(Data supplied)
■ ■ ■ ■
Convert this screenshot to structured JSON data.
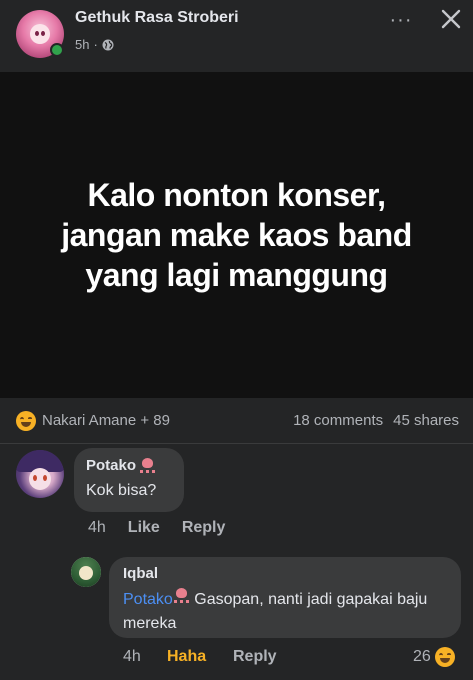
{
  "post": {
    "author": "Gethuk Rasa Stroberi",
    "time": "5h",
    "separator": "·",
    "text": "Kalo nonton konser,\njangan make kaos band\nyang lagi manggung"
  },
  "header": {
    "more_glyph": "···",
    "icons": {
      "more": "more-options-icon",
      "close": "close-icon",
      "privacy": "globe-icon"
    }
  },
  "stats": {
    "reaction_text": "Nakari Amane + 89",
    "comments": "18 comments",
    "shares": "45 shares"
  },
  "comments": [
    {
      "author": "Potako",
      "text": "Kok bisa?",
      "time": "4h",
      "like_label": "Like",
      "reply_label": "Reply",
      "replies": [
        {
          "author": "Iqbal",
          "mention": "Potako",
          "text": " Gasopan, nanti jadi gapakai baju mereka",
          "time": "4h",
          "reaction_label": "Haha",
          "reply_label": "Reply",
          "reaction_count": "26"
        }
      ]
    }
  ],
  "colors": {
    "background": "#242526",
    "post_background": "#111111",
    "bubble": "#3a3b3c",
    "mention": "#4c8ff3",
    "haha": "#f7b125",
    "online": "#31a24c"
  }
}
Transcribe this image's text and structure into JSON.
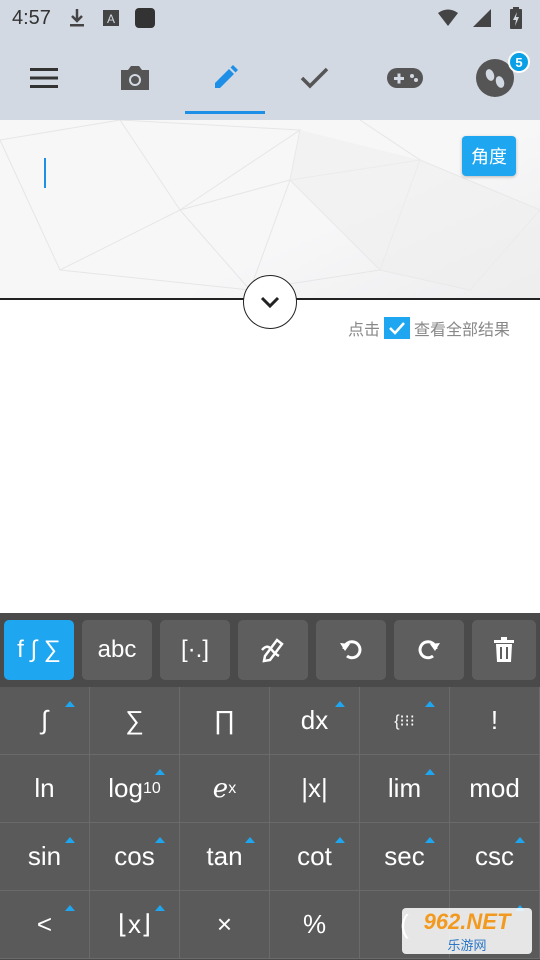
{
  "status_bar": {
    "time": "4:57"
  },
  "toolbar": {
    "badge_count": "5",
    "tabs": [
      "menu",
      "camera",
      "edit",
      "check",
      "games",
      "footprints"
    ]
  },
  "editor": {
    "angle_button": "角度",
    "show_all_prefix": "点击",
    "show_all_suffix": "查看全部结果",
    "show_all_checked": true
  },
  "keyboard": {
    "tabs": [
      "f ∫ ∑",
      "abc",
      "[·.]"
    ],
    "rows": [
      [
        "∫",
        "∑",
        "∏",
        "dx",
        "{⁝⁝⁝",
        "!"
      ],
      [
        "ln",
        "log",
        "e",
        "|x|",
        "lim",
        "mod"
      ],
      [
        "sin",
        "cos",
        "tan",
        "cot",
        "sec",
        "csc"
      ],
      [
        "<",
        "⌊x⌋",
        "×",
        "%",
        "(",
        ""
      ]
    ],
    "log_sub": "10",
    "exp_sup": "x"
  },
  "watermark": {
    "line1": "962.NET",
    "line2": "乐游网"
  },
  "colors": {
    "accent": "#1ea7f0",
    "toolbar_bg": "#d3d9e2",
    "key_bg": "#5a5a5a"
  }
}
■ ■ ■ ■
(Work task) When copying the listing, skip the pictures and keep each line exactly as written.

(Reply to the exercise)
Convert this screenshot to structured JSON data.
{
  "post": {
    "author": "Gethuk Rasa Stroberi",
    "time": "5h",
    "separator": "·",
    "text": "Kalo nonton konser,\njangan make kaos band\nyang lagi manggung"
  },
  "header": {
    "more_glyph": "···",
    "icons": {
      "more": "more-options-icon",
      "close": "close-icon",
      "privacy": "globe-icon"
    }
  },
  "stats": {
    "reaction_text": "Nakari Amane + 89",
    "comments": "18 comments",
    "shares": "45 shares"
  },
  "comments": [
    {
      "author": "Potako",
      "text": "Kok bisa?",
      "time": "4h",
      "like_label": "Like",
      "reply_label": "Reply",
      "replies": [
        {
          "author": "Iqbal",
          "mention": "Potako",
          "text": " Gasopan, nanti jadi gapakai baju mereka",
          "time": "4h",
          "reaction_label": "Haha",
          "reply_label": "Reply",
          "reaction_count": "26"
        }
      ]
    }
  ],
  "colors": {
    "background": "#242526",
    "post_background": "#111111",
    "bubble": "#3a3b3c",
    "mention": "#4c8ff3",
    "haha": "#f7b125",
    "online": "#31a24c"
  }
}
Transcribe this image's text and structure into JSON.
{
  "status_bar": {
    "time": "4:57"
  },
  "toolbar": {
    "badge_count": "5",
    "tabs": [
      "menu",
      "camera",
      "edit",
      "check",
      "games",
      "footprints"
    ]
  },
  "editor": {
    "angle_button": "角度",
    "show_all_prefix": "点击",
    "show_all_suffix": "查看全部结果",
    "show_all_checked": true
  },
  "keyboard": {
    "tabs": [
      "f ∫ ∑",
      "abc",
      "[·.]"
    ],
    "rows": [
      [
        "∫",
        "∑",
        "∏",
        "dx",
        "{⁝⁝⁝",
        "!"
      ],
      [
        "ln",
        "log",
        "e",
        "|x|",
        "lim",
        "mod"
      ],
      [
        "sin",
        "cos",
        "tan",
        "cot",
        "sec",
        "csc"
      ],
      [
        "<",
        "⌊x⌋",
        "×",
        "%",
        "(",
        ""
      ]
    ],
    "log_sub": "10",
    "exp_sup": "x"
  },
  "watermark": {
    "line1": "962.NET",
    "line2": "乐游网"
  },
  "colors": {
    "accent": "#1ea7f0",
    "toolbar_bg": "#d3d9e2",
    "key_bg": "#5a5a5a"
  }
}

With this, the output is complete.